Tiny ants can have a big bite, and a newly released video offers insight into the insects’ power.
The footage shows ants push their stingers through wax film and repeatedly release their venom.
Adrian Smith, who works with the North Carolina Museum of Natural Sciences in Raleigh, says it may have been the first time the microscopic process was caught on video.
“I think I know why this hasn’t been filmed before,” he said Monday on his Ant Lab channel on YouTube. “Ant stingers and the parts of them that are moving are really tiny and really fast.”
So, Smith slowed down the footage to help people glimpse the insect, which can release more than a dozen drops of venom in one second, he said on Ant Lab.
He also zoomed in — a lot — to see the stingers, which in harvester ants are “smaller than the width of a human hair,” according to the video, which captures Florida harvester and trap-jaw ants in action.
And Smith ended up seeing ants move back and forth when they sting, and the speed helps determine “whether or not an ant catches its prey or avoids becoming prey itself,” he says.
“Having an effective, and fast, venom delivery system is super important for a lot of ant species,” he wrote on Twitter. “It’s hard to sting things that don’t want to be stung.”
To help people visualize that, he says he captured a “slow-motion scene of a harvester ant & mealworm rodeo,” which shows the ant trying to get its chance to sting the bigger animal.
Smith says he created the new video after filming a fire ant near his skin and wanted to learn more.

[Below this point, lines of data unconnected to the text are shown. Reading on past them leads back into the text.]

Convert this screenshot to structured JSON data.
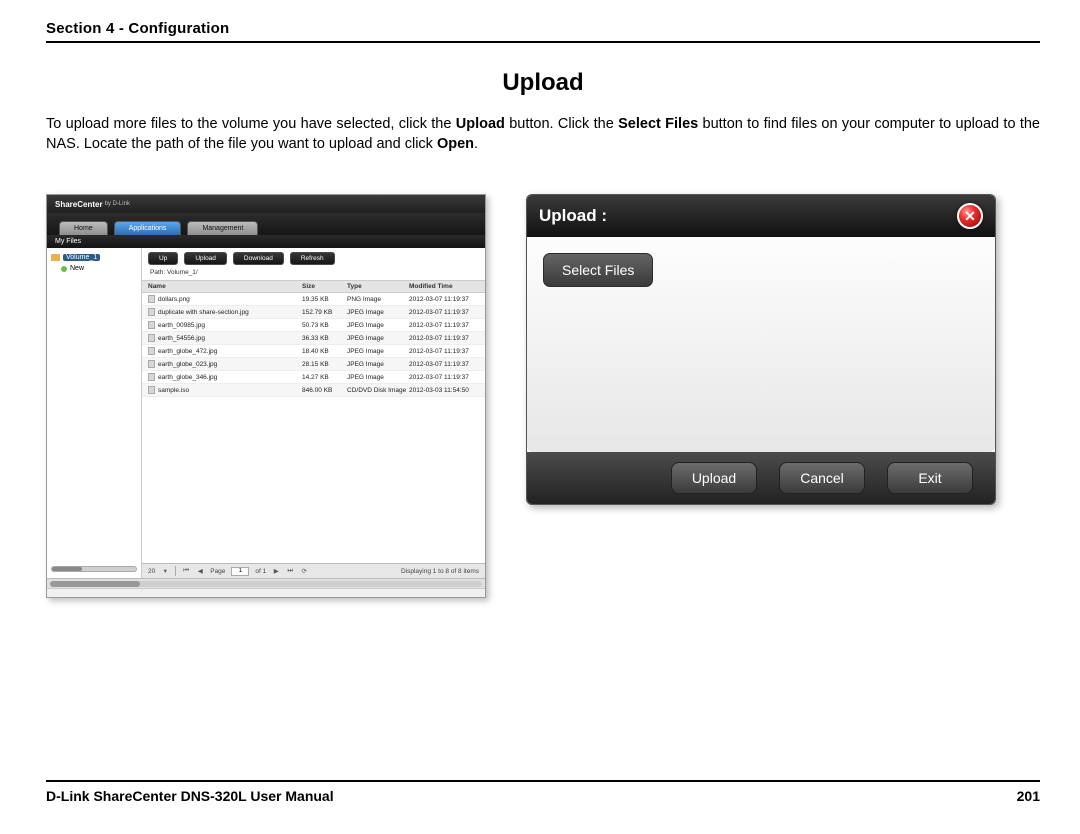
{
  "header": {
    "section": "Section 4 - Configuration"
  },
  "title": "Upload",
  "body": {
    "pre1": "To upload more files to the volume you have selected, click the ",
    "b1": "Upload",
    "mid1": " button. Click the ",
    "b2": "Select Files",
    "mid2": " button to find files on your computer to upload to the NAS. Locate the path of the file you want to upload and click ",
    "b3": "Open",
    "end": "."
  },
  "sc": {
    "brand": "ShareCenter",
    "brand_sub": "by D-Link",
    "tabs": {
      "home": "Home",
      "apps": "Applications",
      "mgmt": "Management"
    },
    "subbar": "My Files",
    "tree": {
      "root": "Volume_1",
      "child": "New"
    },
    "toolbar": {
      "up": "Up",
      "upload": "Upload",
      "download": "Download",
      "refresh": "Refresh"
    },
    "path_label": "Path:",
    "path_value": "Volume_1/",
    "cols": {
      "name": "Name",
      "size": "Size",
      "type": "Type",
      "mtime": "Modified Time"
    },
    "rows": [
      {
        "name": "dollars.png",
        "size": "19.35 KB",
        "type": "PNG Image",
        "mtime": "2012-03-07 11:19:37"
      },
      {
        "name": "duplicate with share-section.jpg",
        "size": "152.79 KB",
        "type": "JPEG Image",
        "mtime": "2012-03-07 11:19:37"
      },
      {
        "name": "earth_00985.jpg",
        "size": "50.73 KB",
        "type": "JPEG Image",
        "mtime": "2012-03-07 11:19:37"
      },
      {
        "name": "earth_54556.jpg",
        "size": "36.33 KB",
        "type": "JPEG Image",
        "mtime": "2012-03-07 11:19:37"
      },
      {
        "name": "earth_globe_472.jpg",
        "size": "18.40 KB",
        "type": "JPEG Image",
        "mtime": "2012-03-07 11:19:37"
      },
      {
        "name": "earth_globe_023.jpg",
        "size": "28.15 KB",
        "type": "JPEG Image",
        "mtime": "2012-03-07 11:19:37"
      },
      {
        "name": "earth_globe_346.jpg",
        "size": "14.27 KB",
        "type": "JPEG Image",
        "mtime": "2012-03-07 11:19:37"
      },
      {
        "name": "sample.iso",
        "size": "846.00 KB",
        "type": "CD/DVD Disk Image",
        "mtime": "2012-03-03 11:54:50"
      }
    ],
    "pager": {
      "page_size": "20",
      "page_lbl": "Page",
      "page_val": "1",
      "of": "of 1",
      "summary": "Displaying 1 to 8 of 8 items"
    }
  },
  "dlg": {
    "title": "Upload :",
    "select": "Select Files",
    "upload": "Upload",
    "cancel": "Cancel",
    "exit": "Exit"
  },
  "footer": {
    "manual": "D-Link ShareCenter DNS-320L User Manual",
    "page": "201"
  }
}
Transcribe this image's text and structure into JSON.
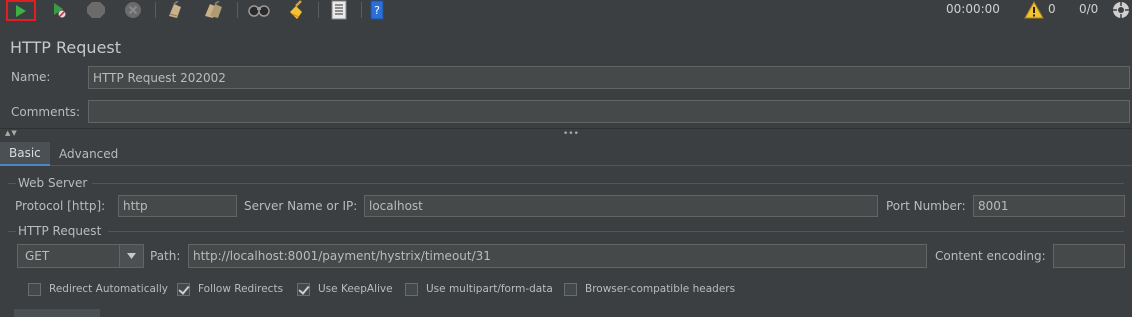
{
  "toolbar": {
    "timer": "00:00:00",
    "warning_count": "0",
    "threads": "0/0",
    "icons": [
      "start-icon",
      "start-no-pause-icon",
      "stop-icon",
      "shutdown-icon",
      "clear-icon",
      "clear-all-icon",
      "search-icon",
      "reset-search-icon",
      "function-helper-icon",
      "help-icon",
      "warning-icon",
      "remote-icon"
    ]
  },
  "title": "HTTP Request",
  "name": {
    "label": "Name:",
    "value": "HTTP Request 202002"
  },
  "comments": {
    "label": "Comments:",
    "value": ""
  },
  "tabs": [
    {
      "label": "Basic",
      "active": true
    },
    {
      "label": "Advanced",
      "active": false
    }
  ],
  "web_server": {
    "title": "Web Server",
    "protocol_label": "Protocol [http]:",
    "protocol_value": "http",
    "server_label": "Server Name or IP:",
    "server_value": "localhost",
    "port_label": "Port Number:",
    "port_value": "8001"
  },
  "http_request": {
    "title": "HTTP Request",
    "method": "GET",
    "path_label": "Path:",
    "path_value": "http://localhost:8001/payment/hystrix/timeout/31",
    "encoding_label": "Content encoding:",
    "encoding_value": ""
  },
  "options": [
    {
      "label": "Redirect Automatically",
      "checked": false
    },
    {
      "label": "Follow Redirects",
      "checked": true
    },
    {
      "label": "Use KeepAlive",
      "checked": true
    },
    {
      "label": "Use multipart/form-data",
      "checked": false
    },
    {
      "label": "Browser-compatible headers",
      "checked": false
    }
  ],
  "colors": {
    "background": "#3c3f41",
    "field": "#45494a",
    "start_highlight": "#e02020",
    "start_green": "#3cb043"
  }
}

Stings from that species can cause “a burning sensation” and produce red bumps, the Centers for Disease Control and Prevention says.

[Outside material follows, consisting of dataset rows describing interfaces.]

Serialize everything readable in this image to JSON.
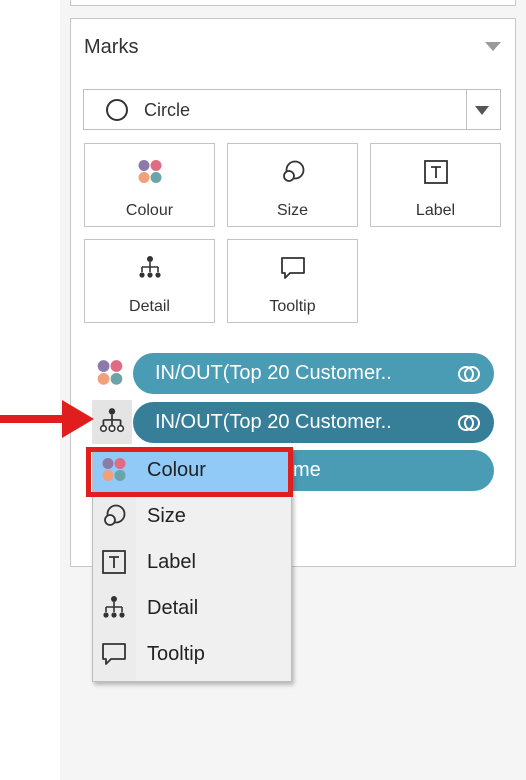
{
  "marks": {
    "title": "Marks",
    "mark_type": {
      "label": "Circle",
      "icon": "circle-icon"
    },
    "cards": [
      {
        "id": "colour",
        "label": "Colour",
        "icon": "colour-dots-icon"
      },
      {
        "id": "size",
        "label": "Size",
        "icon": "size-circles-icon"
      },
      {
        "id": "label",
        "label": "Label",
        "icon": "label-text-icon"
      },
      {
        "id": "detail",
        "label": "Detail",
        "icon": "detail-hierarchy-icon"
      },
      {
        "id": "tooltip",
        "label": "Tooltip",
        "icon": "tooltip-bubble-icon"
      }
    ],
    "shelf": [
      {
        "icon": "colour-dots-icon",
        "pill_text": "IN/OUT(Top 20 Customer..",
        "pill_icon": "set-link-icon"
      },
      {
        "icon": "detail-hierarchy-icon",
        "pill_text": "IN/OUT(Top 20 Customer..",
        "pill_icon": "set-link-icon"
      },
      {
        "icon": "",
        "pill_text": "me",
        "pill_icon": ""
      }
    ]
  },
  "context_menu": {
    "items": [
      {
        "label": "Colour",
        "icon": "colour-dots-icon",
        "selected": true
      },
      {
        "label": "Size",
        "icon": "size-circles-icon",
        "selected": false
      },
      {
        "label": "Label",
        "icon": "label-text-icon",
        "selected": false
      },
      {
        "label": "Detail",
        "icon": "detail-hierarchy-icon",
        "selected": false
      },
      {
        "label": "Tooltip",
        "icon": "tooltip-bubble-icon",
        "selected": false
      }
    ]
  },
  "colors": {
    "pill": "#4a9bb4",
    "pill_active": "#377f99",
    "menu_selected": "#91c9f7",
    "annotation_red": "#e01e1e",
    "dot_purple": "#8e7aa8",
    "dot_pink": "#e06c84",
    "dot_orange": "#f2a07a",
    "dot_teal": "#6aa3a8"
  }
}
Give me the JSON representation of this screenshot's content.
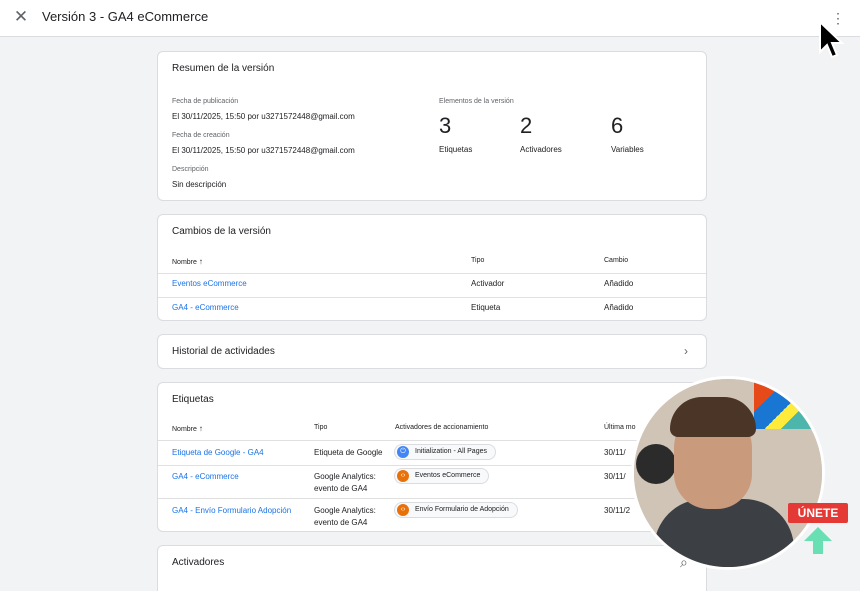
{
  "header": {
    "close_icon": "✕",
    "title": "Versión 3 - GA4 eCommerce",
    "more_icon": "⋮"
  },
  "summary": {
    "title": "Resumen de la versión",
    "pub_label": "Fecha de publicación",
    "pub_value": "El 30/11/2025, 15:50 por u3271572448@gmail.com",
    "created_label": "Fecha de creación",
    "created_value": "El 30/11/2025, 15:50 por u3271572448@gmail.com",
    "desc_label": "Descripción",
    "desc_value": "Sin descripción",
    "elements_label": "Elementos de la versión",
    "stats": [
      {
        "value": "3",
        "label": "Etiquetas"
      },
      {
        "value": "2",
        "label": "Activadores"
      },
      {
        "value": "6",
        "label": "Variables"
      }
    ]
  },
  "changes": {
    "title": "Cambios de la versión",
    "col_name": "Nombre",
    "col_type": "Tipo",
    "col_change": "Cambio",
    "sort_icon": "↑",
    "rows": [
      {
        "name": "Eventos eCommerce",
        "type": "Activador",
        "change": "Añadido"
      },
      {
        "name": "GA4 - eCommerce",
        "type": "Etiqueta",
        "change": "Añadido"
      }
    ]
  },
  "history": {
    "title": "Historial de actividades",
    "chevron_icon": "›"
  },
  "tags": {
    "title": "Etiquetas",
    "col_name": "Nombre",
    "col_type": "Tipo",
    "col_triggers": "Activadores de accionamiento",
    "col_modified": "Última mo",
    "sort_icon": "↑",
    "rows": [
      {
        "name": "Etiqueta de Google - GA4",
        "type1": "Etiqueta de Google",
        "type2": "",
        "trigger": "Initialization - All Pages",
        "trigger_icon": "⏻",
        "modified": "30/11/"
      },
      {
        "name": "GA4 - eCommerce",
        "type1": "Google Analytics:",
        "type2": "evento de GA4",
        "trigger": "Eventos eCommerce",
        "trigger_icon": "‹›",
        "modified": "30/11/"
      },
      {
        "name": "GA4 - Envío Formulario Adopción",
        "type1": "Google Analytics:",
        "type2": "evento de GA4",
        "trigger": "Envío Formulario de Adopción",
        "trigger_icon": "‹›",
        "modified": "30/11/2"
      }
    ]
  },
  "triggers": {
    "title": "Activadores",
    "search_icon": "⌕"
  },
  "overlay": {
    "join_label": "ÚNETE"
  },
  "colors": {
    "link": "#1a73e8",
    "accent_orange": "#e8710a",
    "accent_blue": "#4285f4",
    "join_red": "#e53935",
    "arrow_green": "#69e0b4"
  }
}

One of the ants Smith filmed, the Florida harvester ant, “is not considered an aggressive ant, but its venomous sting is very painful,” Orkin says.